The inflammatory response involves sequential adhesive interactions between cell adhesion molecules of leukocytes and the endothelium. Unlike the several adhesive steps that precede it, transendothelial migration (diapedesis), the step in which leukocytes migrate between apposed endothelial cells, appears to involve primarily one adhesion molecule, platelet-endothelial cell adhesion molecule (PECAM, CD31). Therefore, we have focused on PECAM as a target for antiinflammatory therapy. We demonstrate that soluble chimeras made of the entire extracellular portion of PECAM, or of only the first immunoglobulin domain of PECAM, fused to the Fc portion of IgG, block diapedesis in vitro and in vivo.
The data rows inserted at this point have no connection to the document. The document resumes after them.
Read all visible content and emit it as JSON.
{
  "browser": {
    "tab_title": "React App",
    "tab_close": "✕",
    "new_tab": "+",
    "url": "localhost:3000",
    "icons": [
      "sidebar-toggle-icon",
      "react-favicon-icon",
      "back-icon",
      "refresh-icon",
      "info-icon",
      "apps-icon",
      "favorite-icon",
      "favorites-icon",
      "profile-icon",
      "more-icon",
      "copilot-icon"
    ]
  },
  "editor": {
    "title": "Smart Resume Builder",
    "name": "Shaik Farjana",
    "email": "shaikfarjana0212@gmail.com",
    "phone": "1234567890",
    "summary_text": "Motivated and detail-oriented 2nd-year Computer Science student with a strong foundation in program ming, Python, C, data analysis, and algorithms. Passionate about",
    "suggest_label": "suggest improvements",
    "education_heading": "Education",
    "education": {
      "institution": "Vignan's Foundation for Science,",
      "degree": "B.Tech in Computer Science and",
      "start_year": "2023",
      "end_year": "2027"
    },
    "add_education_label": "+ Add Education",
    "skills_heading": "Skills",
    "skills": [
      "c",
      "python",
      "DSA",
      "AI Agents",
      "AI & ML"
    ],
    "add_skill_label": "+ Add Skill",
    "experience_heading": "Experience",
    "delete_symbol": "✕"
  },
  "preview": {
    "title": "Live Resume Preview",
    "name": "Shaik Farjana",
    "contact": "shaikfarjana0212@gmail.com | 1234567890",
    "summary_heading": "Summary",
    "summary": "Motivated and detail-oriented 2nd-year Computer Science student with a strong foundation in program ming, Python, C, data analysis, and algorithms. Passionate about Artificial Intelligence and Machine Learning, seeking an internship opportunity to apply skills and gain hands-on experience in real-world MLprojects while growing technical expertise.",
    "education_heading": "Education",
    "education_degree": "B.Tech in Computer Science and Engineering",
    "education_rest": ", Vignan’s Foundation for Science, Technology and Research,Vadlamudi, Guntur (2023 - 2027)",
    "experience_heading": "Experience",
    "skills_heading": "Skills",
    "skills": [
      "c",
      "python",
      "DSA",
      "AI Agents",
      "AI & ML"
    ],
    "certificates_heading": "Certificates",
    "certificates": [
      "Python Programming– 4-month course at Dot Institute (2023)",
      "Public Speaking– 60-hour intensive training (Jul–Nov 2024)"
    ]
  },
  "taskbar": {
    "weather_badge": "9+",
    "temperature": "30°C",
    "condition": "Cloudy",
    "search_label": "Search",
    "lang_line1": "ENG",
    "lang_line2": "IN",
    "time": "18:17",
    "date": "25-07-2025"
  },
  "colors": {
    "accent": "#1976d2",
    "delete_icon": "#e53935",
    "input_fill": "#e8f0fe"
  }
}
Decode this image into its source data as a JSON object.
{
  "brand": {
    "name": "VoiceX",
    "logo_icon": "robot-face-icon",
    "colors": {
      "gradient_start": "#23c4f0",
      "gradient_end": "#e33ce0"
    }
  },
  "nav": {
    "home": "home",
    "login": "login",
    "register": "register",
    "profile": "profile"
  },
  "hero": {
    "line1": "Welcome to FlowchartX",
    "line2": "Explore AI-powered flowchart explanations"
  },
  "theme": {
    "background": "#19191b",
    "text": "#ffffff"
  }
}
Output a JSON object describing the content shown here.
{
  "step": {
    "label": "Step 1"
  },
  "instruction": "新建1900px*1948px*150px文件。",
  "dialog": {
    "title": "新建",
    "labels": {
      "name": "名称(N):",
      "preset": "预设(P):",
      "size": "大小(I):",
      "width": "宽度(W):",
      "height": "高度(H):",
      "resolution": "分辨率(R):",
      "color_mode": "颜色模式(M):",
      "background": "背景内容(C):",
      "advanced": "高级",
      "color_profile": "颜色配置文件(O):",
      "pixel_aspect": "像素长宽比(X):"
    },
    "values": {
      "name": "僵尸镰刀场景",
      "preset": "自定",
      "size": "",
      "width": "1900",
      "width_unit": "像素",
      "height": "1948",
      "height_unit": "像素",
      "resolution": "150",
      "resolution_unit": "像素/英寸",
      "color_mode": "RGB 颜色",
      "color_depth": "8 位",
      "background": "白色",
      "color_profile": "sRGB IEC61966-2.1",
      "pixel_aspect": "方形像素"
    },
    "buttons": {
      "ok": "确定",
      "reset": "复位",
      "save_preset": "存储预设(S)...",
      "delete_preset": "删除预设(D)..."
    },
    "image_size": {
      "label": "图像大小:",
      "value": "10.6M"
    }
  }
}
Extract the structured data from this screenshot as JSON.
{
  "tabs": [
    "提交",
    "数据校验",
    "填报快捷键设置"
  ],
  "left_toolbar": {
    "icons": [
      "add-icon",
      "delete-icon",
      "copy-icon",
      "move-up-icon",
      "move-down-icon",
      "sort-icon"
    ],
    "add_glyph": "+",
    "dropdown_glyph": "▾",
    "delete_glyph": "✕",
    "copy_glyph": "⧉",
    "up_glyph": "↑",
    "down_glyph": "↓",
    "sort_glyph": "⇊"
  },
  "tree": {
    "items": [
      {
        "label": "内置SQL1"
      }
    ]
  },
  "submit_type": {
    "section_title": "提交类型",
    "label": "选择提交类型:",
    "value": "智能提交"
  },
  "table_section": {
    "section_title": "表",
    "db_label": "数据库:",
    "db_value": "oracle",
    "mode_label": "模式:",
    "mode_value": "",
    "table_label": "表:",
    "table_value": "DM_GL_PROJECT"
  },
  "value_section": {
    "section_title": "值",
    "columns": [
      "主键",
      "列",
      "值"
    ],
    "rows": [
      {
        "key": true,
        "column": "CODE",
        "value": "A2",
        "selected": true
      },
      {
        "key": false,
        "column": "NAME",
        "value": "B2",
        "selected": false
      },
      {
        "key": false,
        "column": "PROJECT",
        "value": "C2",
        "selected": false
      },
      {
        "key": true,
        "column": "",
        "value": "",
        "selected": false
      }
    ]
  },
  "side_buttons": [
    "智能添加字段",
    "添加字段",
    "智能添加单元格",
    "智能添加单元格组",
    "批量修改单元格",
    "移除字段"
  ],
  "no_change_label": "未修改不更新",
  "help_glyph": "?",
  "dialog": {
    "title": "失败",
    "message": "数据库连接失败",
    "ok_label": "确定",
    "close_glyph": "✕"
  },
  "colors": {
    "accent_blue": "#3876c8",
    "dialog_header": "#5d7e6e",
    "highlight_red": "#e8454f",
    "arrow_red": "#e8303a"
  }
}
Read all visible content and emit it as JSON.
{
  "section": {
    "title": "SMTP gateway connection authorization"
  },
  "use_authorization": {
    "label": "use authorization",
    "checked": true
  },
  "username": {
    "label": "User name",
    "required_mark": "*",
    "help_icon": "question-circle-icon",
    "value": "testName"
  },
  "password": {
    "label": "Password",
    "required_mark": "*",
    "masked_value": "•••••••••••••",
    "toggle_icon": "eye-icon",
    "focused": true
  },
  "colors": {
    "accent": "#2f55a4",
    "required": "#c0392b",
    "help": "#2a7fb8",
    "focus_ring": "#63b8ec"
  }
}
Furthermore, the truncated form of the PECAM-IgG chimera does not bind stably to its cellular ligand. This raises the possibility of selective anti-PECAM therapies that would not have the untoward opsonic or cell-activating properties of antibodies directed against PECAM.
ASJC Scopus subject areas
- Immunology and Allergy